Ith it? Well, it’s not too important either way, whatever Mr. Mayer may say. The original 1967 production ran for almost five years in a tiny Off-Broadway theater. Its message then must have been “smaller”-more in tune with the modest, wry sketches of the Schulz comic strip. There are two sparkling, uncute performances from Roger Bart as Snoopy, and from Kristin Chenoweth as Sally. It’s hard for adult performers to work miracles as an agitated 5-year-old with Shirley Temple curls, or as an extroverted beagle. But they do.
Blue Heart , Caryl Churchill’s acclaimed double-bill at the Brooklyn Academy of Music, is a genuine experiment in what this daring, cultvated British dramatist calls “anti-plays.” Ms. Churchill, of Top Girls , Serious Money and The Skriker , among other boldly imaginative, risky dramas, has now questioned the very point of theater itself.
I am pro her anti-plays, though not as feverishly as some. The first, the darkish comedy or farce, Heart’s Desire , explodes and fractures conventional narrative and is the more enjoyably accessible of the two short dramas.
A longtime married couple await, with the husband’s sister, the return of their daughter from Australia. But each time the action starts, Ms. Churchill stops the narrative and replays it with absurd variations. The characters are trapped forever in the anti-play, locked in timelessness and wild imaginings, with no exit.
The form itself isn’t new. Remember Bill Murray in Groundhog Day ? I saw that film when I had jet lag and kept nodding off. Whenever I awoke, the film had begun again. I was trapped in the film! Ms. Churchill’s Heart’s Desire owes more of a debt to Eugene Ionesco and the Theater of the Absurd. (Unusually among contemporary British dramatists, she relishes absurdity.) As we await the daughter’s return from Australia, anything could come through the door. Anything does, including a huge ostrich.
At the same time, I recognize a North Country English farce when I see one. (The characters also speak in North Country accents.) The narrative experiment, and even the “anti-play,” aren’t as boldly anti-convention as we’re led to believe. The piece is rooted in traditional farce, with weirdly surreal interludes (a monologue on self-cannibalism; a wonderful invasion of the stage by a swarm of children). The breakdown of the narrative mirrors the melancholy breakdown of the family.

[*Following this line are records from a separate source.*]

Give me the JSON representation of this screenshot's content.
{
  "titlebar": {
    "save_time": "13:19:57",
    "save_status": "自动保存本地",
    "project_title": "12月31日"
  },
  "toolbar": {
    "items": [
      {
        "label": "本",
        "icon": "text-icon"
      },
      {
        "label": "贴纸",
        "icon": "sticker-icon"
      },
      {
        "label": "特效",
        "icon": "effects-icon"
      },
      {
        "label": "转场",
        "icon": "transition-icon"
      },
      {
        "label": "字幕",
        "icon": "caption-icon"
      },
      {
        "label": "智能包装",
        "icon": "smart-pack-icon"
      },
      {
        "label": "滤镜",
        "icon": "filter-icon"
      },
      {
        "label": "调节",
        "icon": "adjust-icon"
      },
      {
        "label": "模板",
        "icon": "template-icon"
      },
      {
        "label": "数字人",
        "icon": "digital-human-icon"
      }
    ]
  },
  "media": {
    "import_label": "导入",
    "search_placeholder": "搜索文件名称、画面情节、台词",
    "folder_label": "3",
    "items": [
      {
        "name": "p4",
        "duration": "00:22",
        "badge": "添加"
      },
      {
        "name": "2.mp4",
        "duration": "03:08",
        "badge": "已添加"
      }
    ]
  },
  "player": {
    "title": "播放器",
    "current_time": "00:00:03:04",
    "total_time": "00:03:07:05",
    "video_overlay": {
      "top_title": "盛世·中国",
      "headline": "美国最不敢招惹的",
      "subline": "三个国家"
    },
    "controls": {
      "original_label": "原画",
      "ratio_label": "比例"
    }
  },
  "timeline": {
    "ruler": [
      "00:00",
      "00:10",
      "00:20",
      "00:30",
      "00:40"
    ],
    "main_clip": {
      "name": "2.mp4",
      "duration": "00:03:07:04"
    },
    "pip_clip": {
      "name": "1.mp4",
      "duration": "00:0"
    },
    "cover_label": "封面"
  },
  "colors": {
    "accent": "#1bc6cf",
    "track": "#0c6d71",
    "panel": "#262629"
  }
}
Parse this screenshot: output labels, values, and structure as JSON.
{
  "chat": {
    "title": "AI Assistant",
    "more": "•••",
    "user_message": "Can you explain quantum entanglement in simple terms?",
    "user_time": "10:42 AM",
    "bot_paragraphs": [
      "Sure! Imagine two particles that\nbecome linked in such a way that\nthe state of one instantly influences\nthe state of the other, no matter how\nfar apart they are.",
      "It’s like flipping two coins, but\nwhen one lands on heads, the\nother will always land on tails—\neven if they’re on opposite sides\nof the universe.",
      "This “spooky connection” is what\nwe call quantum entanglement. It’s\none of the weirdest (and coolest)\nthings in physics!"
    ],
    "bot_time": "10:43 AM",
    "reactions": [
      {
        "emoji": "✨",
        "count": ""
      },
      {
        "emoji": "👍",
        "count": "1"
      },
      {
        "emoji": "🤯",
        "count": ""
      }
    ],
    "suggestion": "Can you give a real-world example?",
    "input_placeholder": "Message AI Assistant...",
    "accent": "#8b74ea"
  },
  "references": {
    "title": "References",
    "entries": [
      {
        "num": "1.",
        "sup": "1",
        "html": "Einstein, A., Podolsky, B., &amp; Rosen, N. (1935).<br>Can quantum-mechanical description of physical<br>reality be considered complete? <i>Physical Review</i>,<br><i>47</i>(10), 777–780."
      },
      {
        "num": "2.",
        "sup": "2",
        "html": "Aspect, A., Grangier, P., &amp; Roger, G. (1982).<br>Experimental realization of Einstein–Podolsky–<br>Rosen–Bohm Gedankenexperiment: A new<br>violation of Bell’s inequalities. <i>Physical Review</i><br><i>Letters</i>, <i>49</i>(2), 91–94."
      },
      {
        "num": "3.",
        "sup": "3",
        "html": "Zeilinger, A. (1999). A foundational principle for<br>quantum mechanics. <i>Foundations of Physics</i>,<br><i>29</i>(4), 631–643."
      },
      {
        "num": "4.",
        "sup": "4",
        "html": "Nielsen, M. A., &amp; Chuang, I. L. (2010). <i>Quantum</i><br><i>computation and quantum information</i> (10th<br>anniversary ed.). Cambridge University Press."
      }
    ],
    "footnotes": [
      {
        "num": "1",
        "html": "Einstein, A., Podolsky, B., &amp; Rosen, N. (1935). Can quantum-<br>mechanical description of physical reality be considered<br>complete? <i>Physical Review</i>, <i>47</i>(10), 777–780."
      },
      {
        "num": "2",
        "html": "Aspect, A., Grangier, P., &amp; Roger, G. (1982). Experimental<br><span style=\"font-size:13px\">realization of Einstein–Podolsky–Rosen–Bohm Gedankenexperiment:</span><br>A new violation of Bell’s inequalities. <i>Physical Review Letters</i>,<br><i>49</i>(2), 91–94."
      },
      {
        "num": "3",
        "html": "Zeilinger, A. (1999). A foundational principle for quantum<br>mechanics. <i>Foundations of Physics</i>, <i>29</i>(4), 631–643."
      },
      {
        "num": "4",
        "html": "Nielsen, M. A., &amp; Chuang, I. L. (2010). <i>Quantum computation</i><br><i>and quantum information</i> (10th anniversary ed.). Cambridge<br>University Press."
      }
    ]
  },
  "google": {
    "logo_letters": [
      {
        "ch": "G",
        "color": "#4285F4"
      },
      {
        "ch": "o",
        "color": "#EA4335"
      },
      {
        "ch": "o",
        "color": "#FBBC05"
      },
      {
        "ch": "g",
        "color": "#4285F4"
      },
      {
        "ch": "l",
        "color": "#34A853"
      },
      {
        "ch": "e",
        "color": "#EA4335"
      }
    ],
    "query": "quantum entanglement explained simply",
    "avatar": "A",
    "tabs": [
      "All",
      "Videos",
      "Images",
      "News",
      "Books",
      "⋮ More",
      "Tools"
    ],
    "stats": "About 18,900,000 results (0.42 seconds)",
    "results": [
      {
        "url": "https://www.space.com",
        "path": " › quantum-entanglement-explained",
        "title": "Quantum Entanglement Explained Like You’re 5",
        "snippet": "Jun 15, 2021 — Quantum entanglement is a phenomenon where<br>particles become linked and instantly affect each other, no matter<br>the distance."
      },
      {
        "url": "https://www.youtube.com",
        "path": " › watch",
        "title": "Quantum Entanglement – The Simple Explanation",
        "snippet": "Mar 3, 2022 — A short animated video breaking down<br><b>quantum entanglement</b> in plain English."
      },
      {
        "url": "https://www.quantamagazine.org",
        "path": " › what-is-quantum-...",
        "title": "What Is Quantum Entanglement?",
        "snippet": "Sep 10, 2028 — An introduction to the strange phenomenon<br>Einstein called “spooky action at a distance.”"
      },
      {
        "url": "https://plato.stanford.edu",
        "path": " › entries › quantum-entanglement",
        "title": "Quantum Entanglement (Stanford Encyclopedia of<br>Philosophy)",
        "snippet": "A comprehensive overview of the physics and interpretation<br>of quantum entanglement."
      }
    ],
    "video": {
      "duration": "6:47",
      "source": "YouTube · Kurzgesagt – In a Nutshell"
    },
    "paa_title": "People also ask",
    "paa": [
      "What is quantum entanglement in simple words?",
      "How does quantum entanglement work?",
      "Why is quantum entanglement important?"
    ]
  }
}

Death is awaited at the door, a little obviously. The piece, nevertheless, is wildly funny.
The second anti-play, Blue Kettle , is more problematic. The story holds fascinating promise: A 40-year-old con man dupes elderly women into believing he’s the son they gave up for adoption long ago. Perhaps they’ll leave him a legacy; more likely, he needs their protection and love.
I found myself wishing that Ms. Churchill had written the play ; though, of course, she’s entitled to be the author of her own malfunction. The dramatist prefers an experiment in language and feeling, as if a computer virus had taken over. About halfway through the piece, the words “blue” and “kettle” gradually take over the language.
Why? I haven’t a blue.
It seems to me that if it’s Ms. Churchill’s intention to show that emotion exists independent of words, she has succeeded. But that isn’t new, either. What is the mysterious power of great music, but the power beyond words?
The outcome of Ms. Churchill’s word experiment seems merely strange or eccentric:
“Don’t try to be the kettle of attention, Enid.”
“What’s the kettle? Blue the kettle with her, Derek?”
Or: “I don’t remember blue. Is that kettle? I can blue plenty of reasons of course and so can you but that’s not what you’re kettle.”
Or this: “T-b-k-k-k-k-l?”
To which that answer is: “B.K.”
Which, I’m told, is another way of saying: “Would you like a cup of tea?” Answer: “Yes, please.”
It says a lot for the entire skilled ensemble, directed impeccably by Max Stafford-Clark, that they make it all seem completely natural.
Well, see blue all next kettle.